Component data from apps and pages:

== Segment start ==

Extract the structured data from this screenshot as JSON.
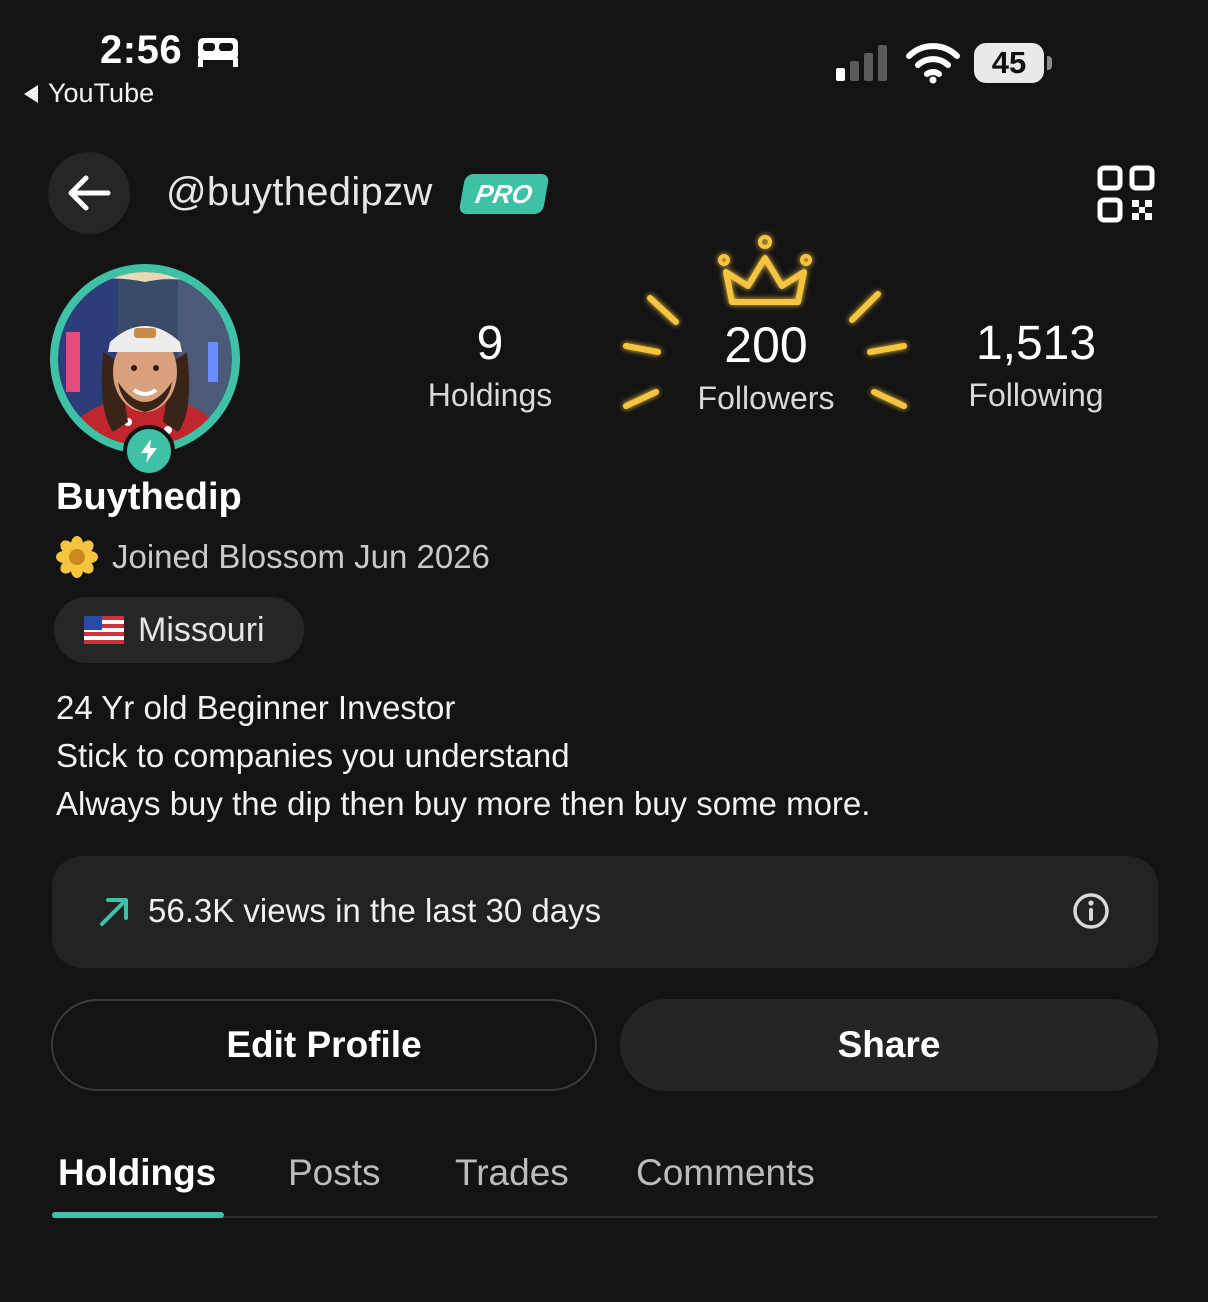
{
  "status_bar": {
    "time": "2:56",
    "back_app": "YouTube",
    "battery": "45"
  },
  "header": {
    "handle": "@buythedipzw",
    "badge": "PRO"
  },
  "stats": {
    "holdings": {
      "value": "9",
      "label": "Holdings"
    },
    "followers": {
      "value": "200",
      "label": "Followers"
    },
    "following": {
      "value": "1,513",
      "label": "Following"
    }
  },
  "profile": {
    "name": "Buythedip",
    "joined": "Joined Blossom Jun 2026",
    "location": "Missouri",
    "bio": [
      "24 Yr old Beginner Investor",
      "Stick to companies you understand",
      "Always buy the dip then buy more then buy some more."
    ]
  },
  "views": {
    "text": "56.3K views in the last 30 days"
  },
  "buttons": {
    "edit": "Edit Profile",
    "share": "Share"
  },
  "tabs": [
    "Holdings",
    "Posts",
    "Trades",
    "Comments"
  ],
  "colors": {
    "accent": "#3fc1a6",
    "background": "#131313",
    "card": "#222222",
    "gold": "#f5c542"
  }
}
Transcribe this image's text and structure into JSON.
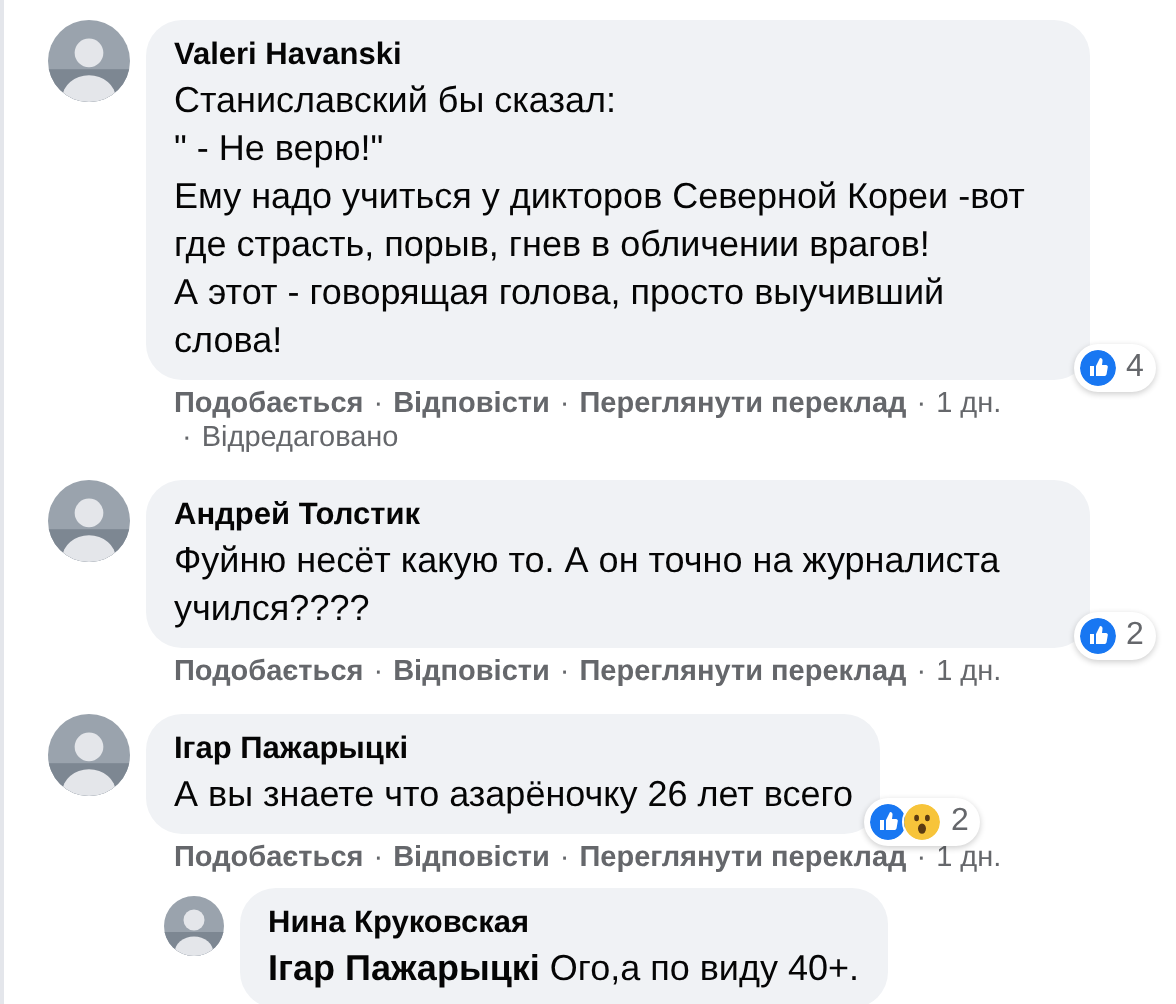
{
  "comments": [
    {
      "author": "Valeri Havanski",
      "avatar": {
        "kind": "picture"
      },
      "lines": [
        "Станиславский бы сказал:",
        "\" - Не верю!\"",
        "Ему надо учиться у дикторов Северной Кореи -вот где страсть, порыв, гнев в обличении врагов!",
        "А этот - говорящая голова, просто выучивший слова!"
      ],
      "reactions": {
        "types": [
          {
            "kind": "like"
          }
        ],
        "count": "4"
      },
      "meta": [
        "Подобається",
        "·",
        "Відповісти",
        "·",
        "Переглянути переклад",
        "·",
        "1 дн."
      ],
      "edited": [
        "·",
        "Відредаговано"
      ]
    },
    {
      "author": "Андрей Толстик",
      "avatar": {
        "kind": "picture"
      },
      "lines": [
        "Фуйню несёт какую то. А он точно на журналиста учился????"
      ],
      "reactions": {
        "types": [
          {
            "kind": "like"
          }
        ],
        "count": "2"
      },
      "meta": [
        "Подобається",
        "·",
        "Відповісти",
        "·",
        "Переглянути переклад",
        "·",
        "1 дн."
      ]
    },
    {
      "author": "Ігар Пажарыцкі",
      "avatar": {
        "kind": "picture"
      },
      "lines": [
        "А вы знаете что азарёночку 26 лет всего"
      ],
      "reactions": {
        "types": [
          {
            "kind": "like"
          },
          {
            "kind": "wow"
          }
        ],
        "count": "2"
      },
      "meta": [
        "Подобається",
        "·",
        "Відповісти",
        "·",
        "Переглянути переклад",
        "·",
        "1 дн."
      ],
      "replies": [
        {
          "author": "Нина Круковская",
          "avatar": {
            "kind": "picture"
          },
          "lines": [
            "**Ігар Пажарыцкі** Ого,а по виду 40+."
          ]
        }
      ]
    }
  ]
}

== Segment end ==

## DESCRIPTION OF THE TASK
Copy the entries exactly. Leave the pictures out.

## REPLY TO THE EXERCISE
Extract the structured data from this screenshot as JSON.
{
  "status_bar": {
    "time": "2:56",
    "back_app": "YouTube",
    "battery": "45"
  },
  "header": {
    "handle": "@buythedipzw",
    "badge": "PRO"
  },
  "stats": {
    "holdings": {
      "value": "9",
      "label": "Holdings"
    },
    "followers": {
      "value": "200",
      "label": "Followers"
    },
    "following": {
      "value": "1,513",
      "label": "Following"
    }
  },
  "profile": {
    "name": "Buythedip",
    "joined": "Joined Blossom Jun 2026",
    "location": "Missouri",
    "bio": [
      "24 Yr old Beginner Investor",
      "Stick to companies you understand",
      "Always buy the dip then buy more then buy some more."
    ]
  },
  "views": {
    "text": "56.3K views in the last 30 days"
  },
  "buttons": {
    "edit": "Edit Profile",
    "share": "Share"
  },
  "tabs": [
    "Holdings",
    "Posts",
    "Trades",
    "Comments"
  ],
  "colors": {
    "accent": "#3fc1a6",
    "background": "#131313",
    "card": "#222222",
    "gold": "#f5c542"
  }
}
Transcribe this image's text and structure into JSON.
{
  "comments": [
    {
      "author": "Valeri Havanski",
      "avatar": {
        "kind": "picture"
      },
      "lines": [
        "Станиславский бы сказал:",
        "\" - Не верю!\"",
        "Ему надо учиться у дикторов Северной Кореи -вот где страсть, порыв, гнев в обличении врагов!",
        "А этот - говорящая голова, просто выучивший слова!"
      ],
      "reactions": {
        "types": [
          {
            "kind": "like"
          }
        ],
        "count": "4"
      },
      "meta": [
        "Подобається",
        "·",
        "Відповісти",
        "·",
        "Переглянути переклад",
        "·",
        "1 дн."
      ],
      "edited": [
        "·",
        "Відредаговано"
      ]
    },
    {
      "author": "Андрей Толстик",
      "avatar": {
        "kind": "picture"
      },
      "lines": [
        "Фуйню несёт какую то. А он точно на журналиста учился????"
      ],
      "reactions": {
        "types": [
          {
            "kind": "like"
          }
        ],
        "count": "2"
      },
      "meta": [
        "Подобається",
        "·",
        "Відповісти",
        "·",
        "Переглянути переклад",
        "·",
        "1 дн."
      ]
    },
    {
      "author": "Ігар Пажарыцкі",
      "avatar": {
        "kind": "picture"
      },
      "lines": [
        "А вы знаете что азарёночку 26 лет всего"
      ],
      "reactions": {
        "types": [
          {
            "kind": "like"
          },
          {
            "kind": "wow"
          }
        ],
        "count": "2"
      },
      "meta": [
        "Подобається",
        "·",
        "Відповісти",
        "·",
        "Переглянути переклад",
        "·",
        "1 дн."
      ],
      "replies": [
        {
          "author": "Нина Круковская",
          "avatar": {
            "kind": "picture"
          },
          "lines": [
            "**Ігар Пажарыцкі** Ого,а по виду 40+."
          ]
        }
      ]
    }
  ]
}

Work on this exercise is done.